Harvard study suggests subgroups of children with autism share health problems; separate Autism Speaks study promises further insights.
A Harvard Medical School analysis of electronic medical records suggests that some children with autism fall into one of three distinct subgroups based on common medical issues.
- Those in the first group have seizures, or epilepsy.
- Those in the second have health issues that affect multiple body systems such as seizures combined with GI disorders and/or hearing and cardiac problems.
- Those in the third have psychiatric disorders such as bipolar disorder, attention deficit and hyperactivity disorder (ADHD) or obsessive compulsive disorder.
These groups may reflect distinct types of autism and might even point to different genetic and environmental risk factors, the researchers conclude. Their report appears in the February issue of the journal Pediatrics.
"Doctors who take care of patients with autism need to be aware of the associated medical concerns, and this report shows how some of the medical problems might cluster together," comments Paul Wang, Autism Speaks senior vice president for medical research. (Dr. Wang was not involved in the Harvard study.) "Previous research from the Autism Speaks Autism Treatment Network showed that some behavioral symptoms of autism likewise appear to cluster with certain medical complications," he adds. "Identifying these clusters of symptoms will help us to better understand autism's underlying biology and help us to develop individualized treatment approaches."

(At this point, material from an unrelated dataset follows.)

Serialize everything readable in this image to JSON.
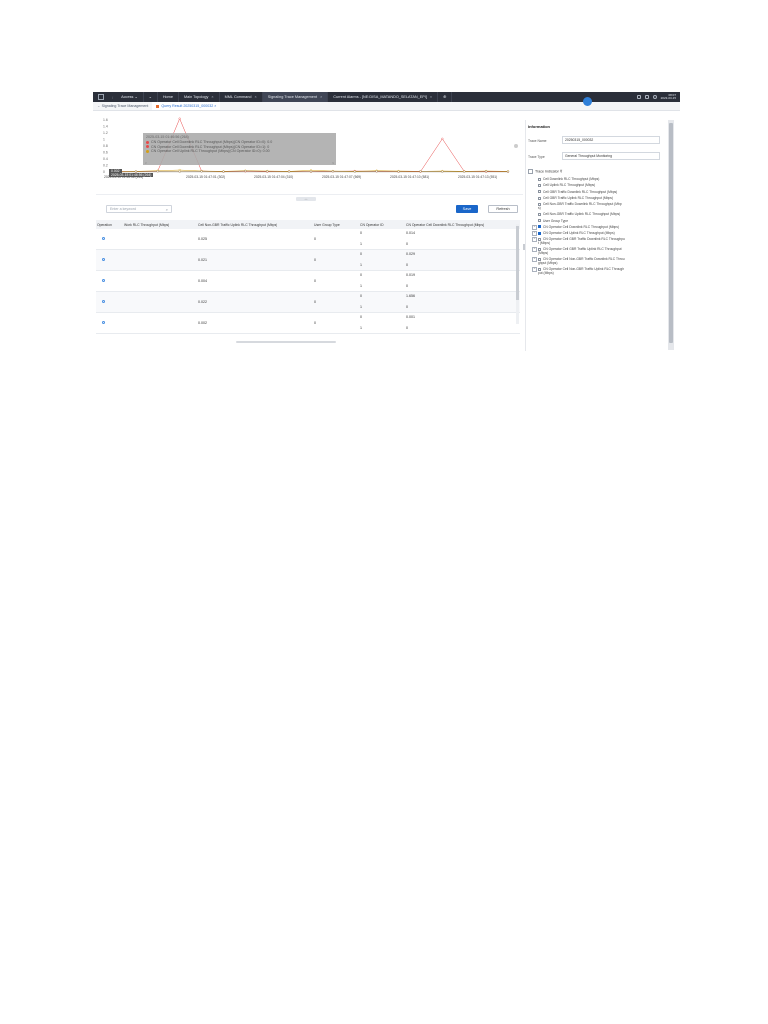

The Harvard researchers used bioinformatics techniques to analyze health-insurance codes in more than 5,000 medical records from Boston Children's Hospital. However, the study had a number of limitations. For instance, it lacked a control group of children who didn't have autism. As a result, the researchers couldn't determine whether the symptom clusters they found were specific to autism.

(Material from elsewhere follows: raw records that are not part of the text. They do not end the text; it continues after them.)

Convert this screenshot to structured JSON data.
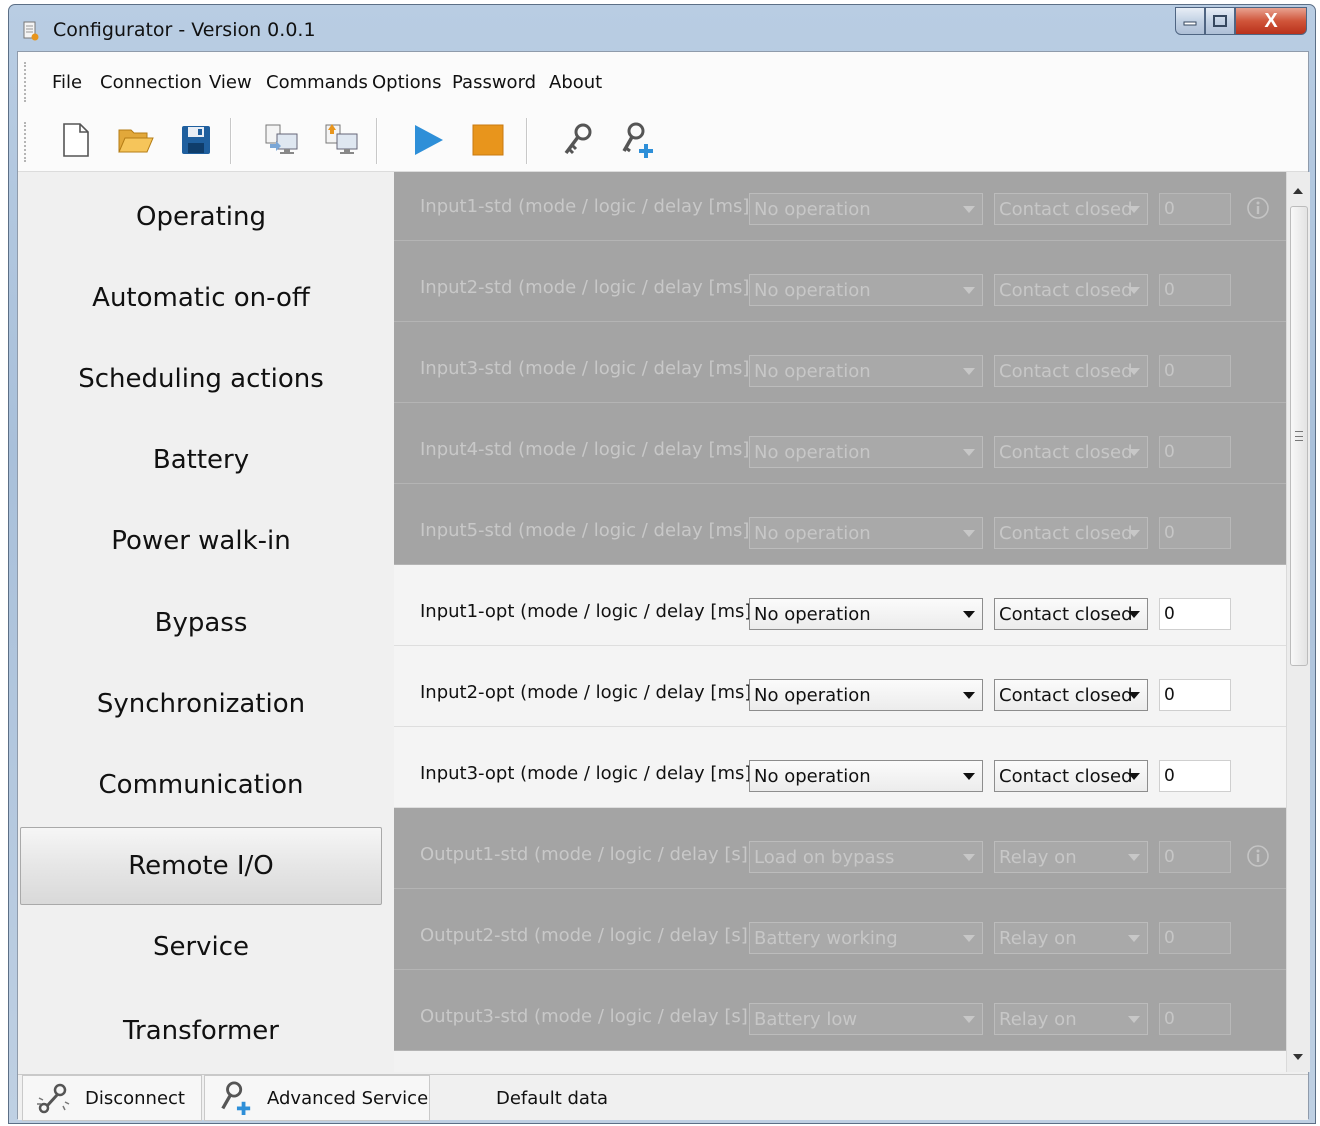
{
  "window": {
    "title": "Configurator - Version 0.0.1",
    "close_glyph": "X"
  },
  "menu": {
    "items": [
      "File",
      "Connection",
      "View",
      "Commands",
      "Options",
      "Password",
      "About"
    ]
  },
  "toolbar": {
    "icons": [
      "new-file-icon",
      "open-folder-icon",
      "save-icon",
      "read-from-device-icon",
      "write-to-device-icon",
      "play-icon",
      "stop-icon",
      "key-icon",
      "add-user-icon"
    ]
  },
  "nav": {
    "items": [
      "Operating",
      "Automatic on-off",
      "Scheduling actions",
      "Battery",
      "Power walk-in",
      "Bypass",
      "Synchronization",
      "Communication",
      "Remote I/O",
      "Service",
      "Transformer"
    ],
    "active_index": 8
  },
  "rows": [
    {
      "label": "Input1-std (mode / logic / delay [ms])",
      "mode": "No operation",
      "logic": "Contact closed",
      "delay": "0",
      "enabled": false,
      "info": true
    },
    {
      "label": "Input2-std (mode / logic / delay [ms])",
      "mode": "No operation",
      "logic": "Contact closed",
      "delay": "0",
      "enabled": false,
      "info": false
    },
    {
      "label": "Input3-std (mode / logic / delay [ms])",
      "mode": "No operation",
      "logic": "Contact closed",
      "delay": "0",
      "enabled": false,
      "info": false
    },
    {
      "label": "Input4-std (mode / logic / delay [ms])",
      "mode": "No operation",
      "logic": "Contact closed",
      "delay": "0",
      "enabled": false,
      "info": false
    },
    {
      "label": "Input5-std (mode / logic / delay [ms])",
      "mode": "No operation",
      "logic": "Contact closed",
      "delay": "0",
      "enabled": false,
      "info": false
    },
    {
      "label": "Input1-opt (mode / logic / delay [ms])",
      "mode": "No operation",
      "logic": "Contact closed",
      "delay": "0",
      "enabled": true,
      "info": false
    },
    {
      "label": "Input2-opt (mode / logic / delay [ms])",
      "mode": "No operation",
      "logic": "Contact closed",
      "delay": "0",
      "enabled": true,
      "info": false
    },
    {
      "label": "Input3-opt (mode / logic / delay [ms])",
      "mode": "No operation",
      "logic": "Contact closed",
      "delay": "0",
      "enabled": true,
      "info": false
    },
    {
      "label": "Output1-std (mode / logic / delay [s])",
      "mode": "Load on bypass",
      "logic": "Relay on",
      "delay": "0",
      "enabled": false,
      "info": true
    },
    {
      "label": "Output2-std (mode / logic / delay [s])",
      "mode": "Battery working",
      "logic": "Relay on",
      "delay": "0",
      "enabled": false,
      "info": false
    },
    {
      "label": "Output3-std (mode / logic / delay [s])",
      "mode": "Battery low",
      "logic": "Relay on",
      "delay": "0",
      "enabled": false,
      "info": false
    }
  ],
  "status": {
    "disconnect": "Disconnect",
    "advanced_service": "Advanced Service",
    "default_data": "Default data"
  },
  "colors": {
    "accent_blue": "#2e8fd8",
    "stop_orange": "#e8951c",
    "disabled_row": "#a4a4a4"
  }
}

Another limitation was that the study was centered at one medical center, which could skew results. Boston Children's, for example, is renowned for treating epilepsy. So it might draw an unusually high number of children who have seizures.

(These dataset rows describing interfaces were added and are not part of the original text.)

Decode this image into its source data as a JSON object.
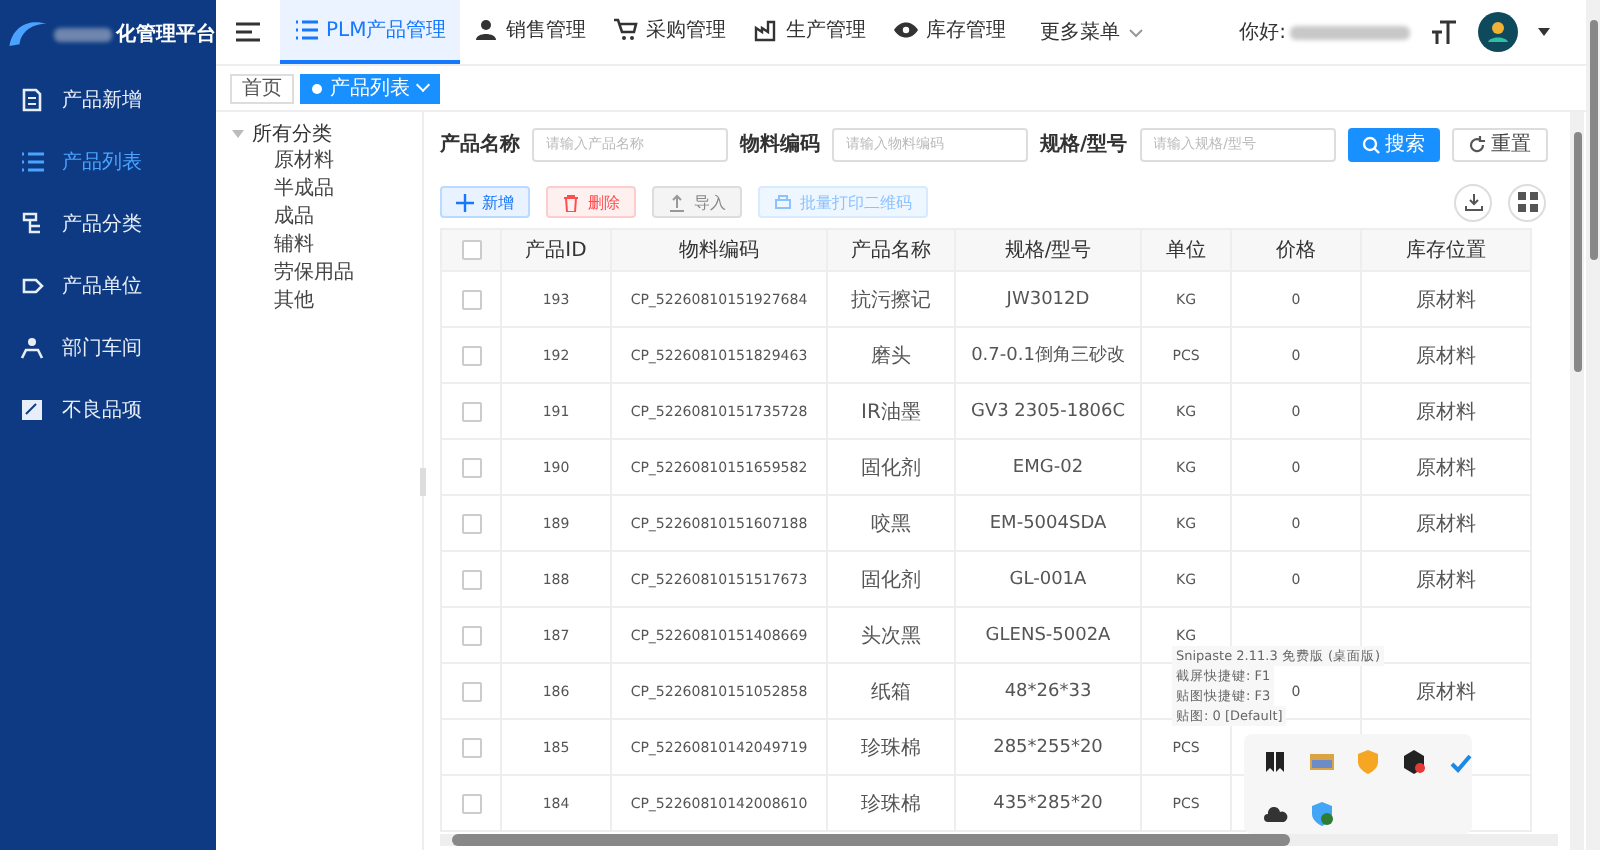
{
  "sidebar": {
    "logo_text": "化管理平台",
    "items": [
      {
        "label": "产品新增",
        "selected": false
      },
      {
        "label": "产品列表",
        "selected": true
      },
      {
        "label": "产品分类",
        "selected": false
      },
      {
        "label": "产品单位",
        "selected": false
      },
      {
        "label": "部门车间",
        "selected": false
      },
      {
        "label": "不良品项",
        "selected": false
      }
    ]
  },
  "topnav": {
    "items": [
      {
        "label": "PLM产品管理",
        "selected": true
      },
      {
        "label": "销售管理",
        "selected": false
      },
      {
        "label": "采购管理",
        "selected": false
      },
      {
        "label": "生产管理",
        "selected": false
      },
      {
        "label": "库存管理",
        "selected": false
      }
    ],
    "more_menu": "更多菜单",
    "greeting": "你好:"
  },
  "tabs": [
    {
      "label": "首页",
      "selected": false
    },
    {
      "label": "产品列表",
      "selected": true
    }
  ],
  "tree": {
    "label": "所有分类",
    "expanded": true,
    "children": [
      {
        "label": "原材料"
      },
      {
        "label": "半成品"
      },
      {
        "label": "成品"
      },
      {
        "label": "辅料"
      },
      {
        "label": "劳保用品"
      },
      {
        "label": "其他"
      }
    ]
  },
  "search": {
    "fields": [
      {
        "label": "产品名称",
        "placeholder": "请输入产品名称"
      },
      {
        "label": "物料编码",
        "placeholder": "请输入物料编码"
      },
      {
        "label": "规格/型号",
        "placeholder": "请输入规格/型号"
      }
    ],
    "search_button": "搜索",
    "reset_button": "重置"
  },
  "actions": [
    {
      "label": "新增",
      "kind": "add"
    },
    {
      "label": "删除",
      "kind": "delete"
    },
    {
      "label": "导入",
      "kind": "import"
    },
    {
      "label": "批量打印二维码",
      "kind": "print"
    }
  ],
  "table": {
    "header_checked": false,
    "columns": [
      "产品ID",
      "物料编码",
      "产品名称",
      "规格/型号",
      "单位",
      "价格",
      "库存位置"
    ],
    "rows": [
      {
        "checked": false,
        "cells": [
          "193",
          "CP_52260810151927684",
          "抗污擦记",
          "JW3012D",
          "KG",
          "0",
          "原材料"
        ]
      },
      {
        "checked": false,
        "cells": [
          "192",
          "CP_52260810151829463",
          "磨头",
          "0.7-0.1倒角三砂改",
          "PCS",
          "0",
          "原材料"
        ]
      },
      {
        "checked": false,
        "cells": [
          "191",
          "CP_52260810151735728",
          "IR油墨",
          "GV3 2305-1806C",
          "KG",
          "0",
          "原材料"
        ]
      },
      {
        "checked": false,
        "cells": [
          "190",
          "CP_52260810151659582",
          "固化剂",
          "EMG-02",
          "KG",
          "0",
          "原材料"
        ]
      },
      {
        "checked": false,
        "cells": [
          "189",
          "CP_52260810151607188",
          "咬黑",
          "EM-5004SDA",
          "KG",
          "0",
          "原材料"
        ]
      },
      {
        "checked": false,
        "cells": [
          "188",
          "CP_52260810151517673",
          "固化剂",
          "GL-001A",
          "KG",
          "0",
          "原材料"
        ]
      },
      {
        "checked": false,
        "cells": [
          "187",
          "CP_52260810151408669",
          "头次黑",
          "GLENS-5002A",
          "KG"
        ]
      },
      {
        "checked": false,
        "cells": [
          "186",
          "CP_52260810151052858",
          "纸箱",
          "48*26*33",
          null,
          "0",
          "原材料"
        ]
      },
      {
        "checked": false,
        "cells": [
          "185",
          "CP_52260810142049719",
          "珍珠棉",
          "285*255*20",
          "PCS"
        ]
      },
      {
        "checked": false,
        "cells": [
          "184",
          "CP_52260810142008610",
          "珍珠棉",
          "435*285*20",
          "PCS"
        ]
      }
    ]
  },
  "tooltip": {
    "lines": [
      "Snipaste 2.11.3 免费版 (桌面版)",
      "截屏快捷键: F1",
      "贴图快捷键: F3",
      "贴图: 0 [Default]"
    ]
  },
  "tray": {
    "icons": [
      {
        "kind": "bookmark"
      },
      {
        "kind": "window"
      },
      {
        "kind": "shield"
      },
      {
        "kind": "cube"
      },
      {
        "kind": "check"
      },
      {
        "kind": "cloud"
      },
      {
        "kind": "badge"
      }
    ]
  }
}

Autism Speaks is currently funding another study that should provide more clarity. It will analyze a similarly large database of electronic medical records to look for patterns of medical conditions among children with autism. However, it will do so across a number of hospitals in different states. And it will include control groups of children without autism. The study will also look for immune-related conditions such as infections, allergy, asthma, auto-immune disorders and reactions to vaccination.